BEGIN
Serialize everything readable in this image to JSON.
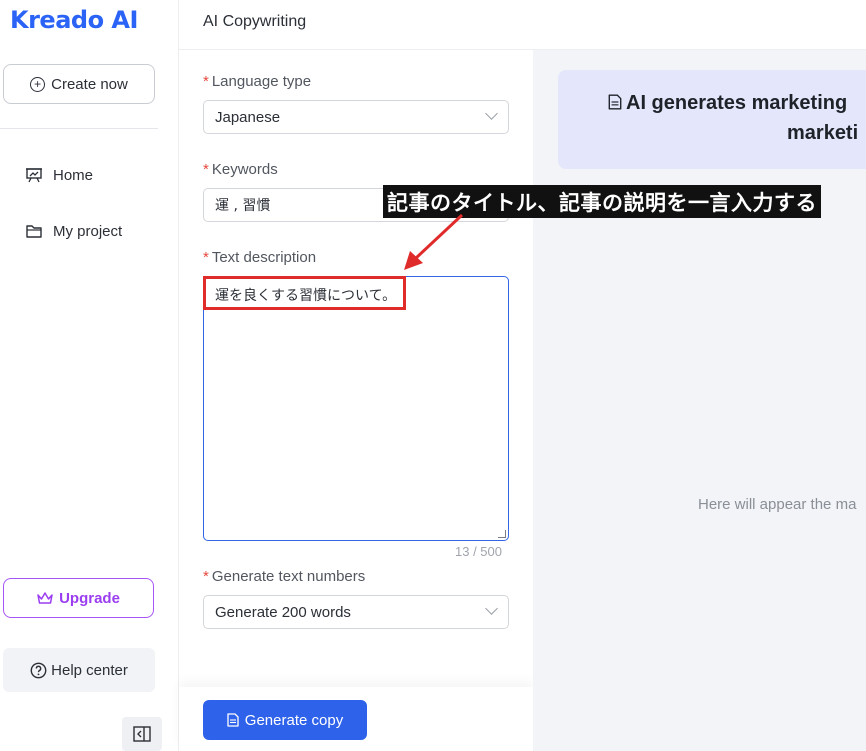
{
  "sidebar": {
    "logo": "Kreado AI",
    "create_label": "Create now",
    "nav": [
      {
        "label": "Home",
        "icon": "presentation-icon"
      },
      {
        "label": "My project",
        "icon": "folder-icon"
      }
    ],
    "upgrade_label": "Upgrade",
    "help_label": "Help center"
  },
  "header": {
    "title": "AI Copywriting"
  },
  "form": {
    "language": {
      "label": "Language type",
      "value": "Japanese"
    },
    "keywords": {
      "label": "Keywords",
      "value": "運 , 習慣"
    },
    "description": {
      "label": "Text description",
      "value": "運を良くする習慣について。",
      "counter": "13 / 500"
    },
    "numbers": {
      "label": "Generate text numbers",
      "value": "Generate 200 words"
    },
    "generate_label": "Generate copy"
  },
  "preview": {
    "banner_line1": "AI generates marketing",
    "banner_line2": "marketi",
    "placeholder": "Here will appear the ma"
  },
  "annotation": {
    "text": "記事のタイトル、記事の説明を一言入力する"
  },
  "colors": {
    "brand": "#2a63f6",
    "accent_button": "#2f62ea",
    "upgrade": "#a855f7",
    "required": "#e5483d",
    "annotation_red": "#e02b2b"
  }
}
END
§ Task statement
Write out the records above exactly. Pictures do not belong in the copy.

§ Final answer
Serialize everything readable in this image to JSON.
{
  "sidebar": {
    "logo": "Kreado AI",
    "create_label": "Create now",
    "nav": [
      {
        "label": "Home",
        "icon": "presentation-icon"
      },
      {
        "label": "My project",
        "icon": "folder-icon"
      }
    ],
    "upgrade_label": "Upgrade",
    "help_label": "Help center"
  },
  "header": {
    "title": "AI Copywriting"
  },
  "form": {
    "language": {
      "label": "Language type",
      "value": "Japanese"
    },
    "keywords": {
      "label": "Keywords",
      "value": "運 , 習慣"
    },
    "description": {
      "label": "Text description",
      "value": "運を良くする習慣について。",
      "counter": "13 / 500"
    },
    "numbers": {
      "label": "Generate text numbers",
      "value": "Generate 200 words"
    },
    "generate_label": "Generate copy"
  },
  "preview": {
    "banner_line1": "AI generates marketing",
    "banner_line2": "marketi",
    "placeholder": "Here will appear the ma"
  },
  "annotation": {
    "text": "記事のタイトル、記事の説明を一言入力する"
  },
  "colors": {
    "brand": "#2a63f6",
    "accent_button": "#2f62ea",
    "upgrade": "#a855f7",
    "required": "#e5483d",
    "annotation_red": "#e02b2b"
  }
}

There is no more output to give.